* Data for review *
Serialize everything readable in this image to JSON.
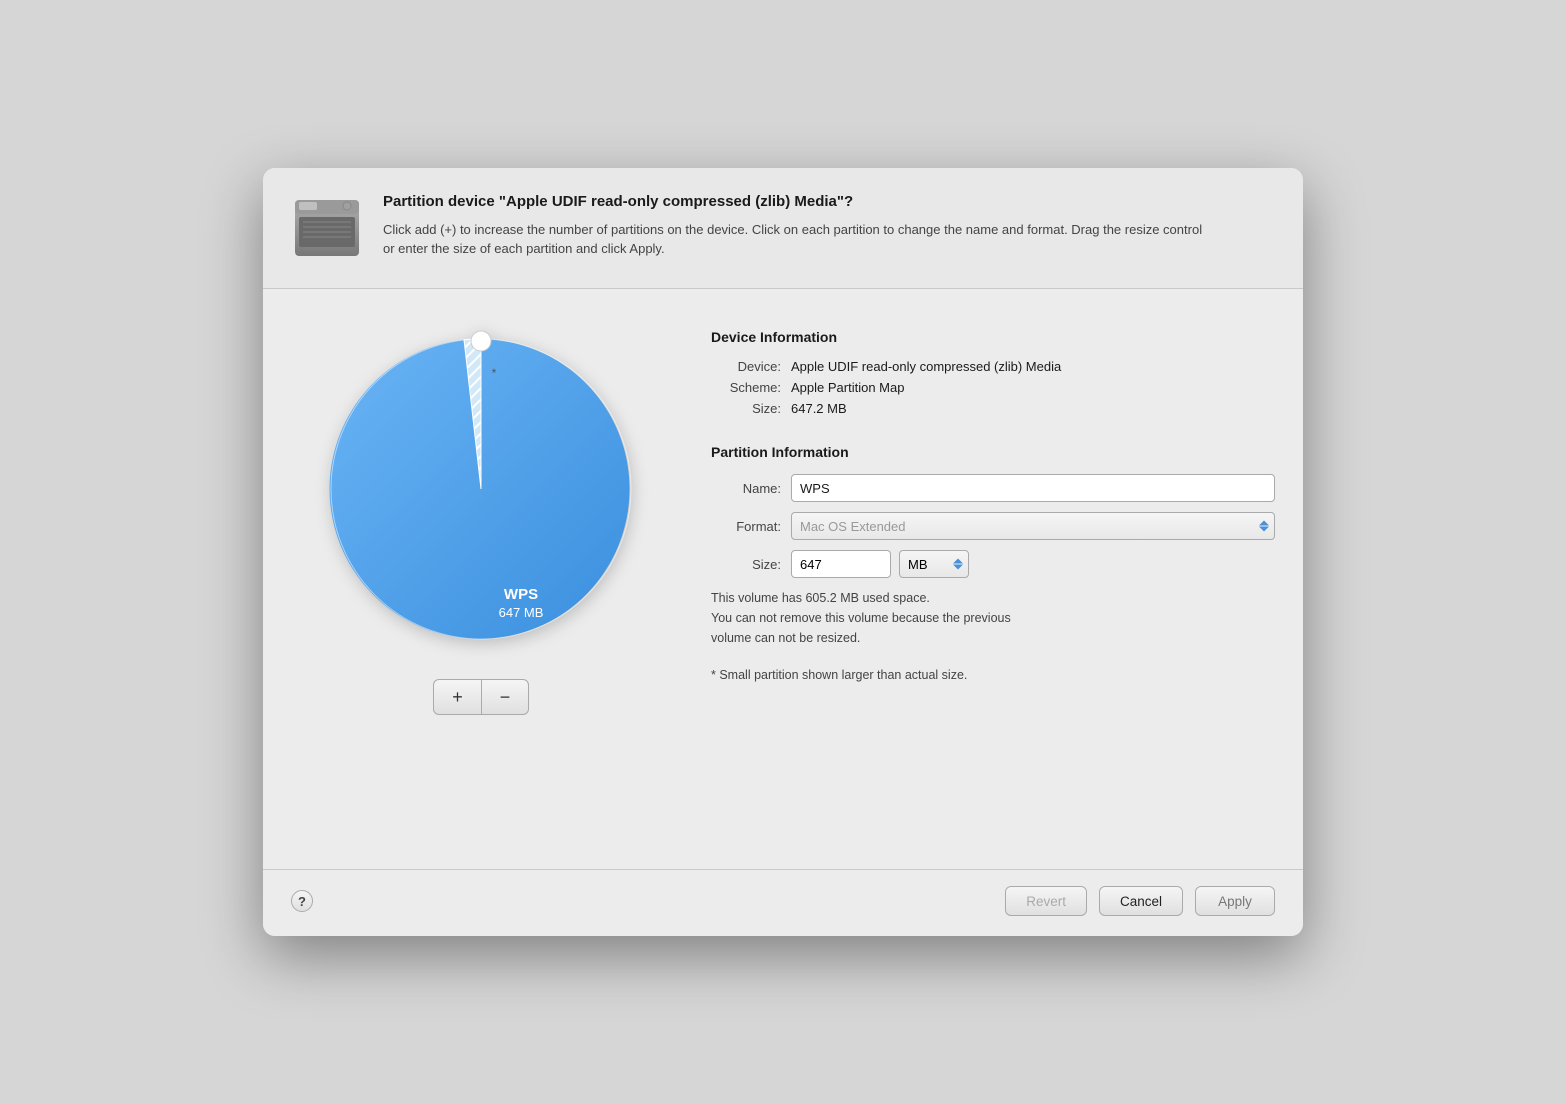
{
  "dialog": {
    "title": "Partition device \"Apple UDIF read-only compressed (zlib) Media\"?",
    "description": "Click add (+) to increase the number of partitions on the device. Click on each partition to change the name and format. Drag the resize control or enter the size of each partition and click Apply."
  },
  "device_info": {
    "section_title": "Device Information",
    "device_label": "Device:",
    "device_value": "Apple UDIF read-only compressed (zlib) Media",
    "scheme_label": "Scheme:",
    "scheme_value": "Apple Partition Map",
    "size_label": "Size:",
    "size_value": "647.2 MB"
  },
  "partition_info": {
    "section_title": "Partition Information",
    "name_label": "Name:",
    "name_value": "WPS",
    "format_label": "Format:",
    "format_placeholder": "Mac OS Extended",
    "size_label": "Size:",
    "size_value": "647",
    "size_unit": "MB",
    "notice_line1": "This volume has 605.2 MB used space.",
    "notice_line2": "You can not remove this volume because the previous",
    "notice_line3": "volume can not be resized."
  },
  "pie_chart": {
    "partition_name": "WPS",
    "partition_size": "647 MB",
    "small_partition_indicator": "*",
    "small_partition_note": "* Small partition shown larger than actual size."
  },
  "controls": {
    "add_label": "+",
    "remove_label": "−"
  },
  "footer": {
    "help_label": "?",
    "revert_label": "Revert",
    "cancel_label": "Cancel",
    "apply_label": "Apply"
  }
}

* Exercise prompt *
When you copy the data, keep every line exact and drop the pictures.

* Solved exercise *
Serialize everything readable in this image to JSON.
{
  "dialog": {
    "title": "Partition device \"Apple UDIF read-only compressed (zlib) Media\"?",
    "description": "Click add (+) to increase the number of partitions on the device. Click on each partition to change the name and format. Drag the resize control or enter the size of each partition and click Apply."
  },
  "device_info": {
    "section_title": "Device Information",
    "device_label": "Device:",
    "device_value": "Apple UDIF read-only compressed (zlib) Media",
    "scheme_label": "Scheme:",
    "scheme_value": "Apple Partition Map",
    "size_label": "Size:",
    "size_value": "647.2 MB"
  },
  "partition_info": {
    "section_title": "Partition Information",
    "name_label": "Name:",
    "name_value": "WPS",
    "format_label": "Format:",
    "format_placeholder": "Mac OS Extended",
    "size_label": "Size:",
    "size_value": "647",
    "size_unit": "MB",
    "notice_line1": "This volume has 605.2 MB used space.",
    "notice_line2": "You can not remove this volume because the previous",
    "notice_line3": "volume can not be resized."
  },
  "pie_chart": {
    "partition_name": "WPS",
    "partition_size": "647 MB",
    "small_partition_indicator": "*",
    "small_partition_note": "* Small partition shown larger than actual size."
  },
  "controls": {
    "add_label": "+",
    "remove_label": "−"
  },
  "footer": {
    "help_label": "?",
    "revert_label": "Revert",
    "cancel_label": "Cancel",
    "apply_label": "Apply"
  }
}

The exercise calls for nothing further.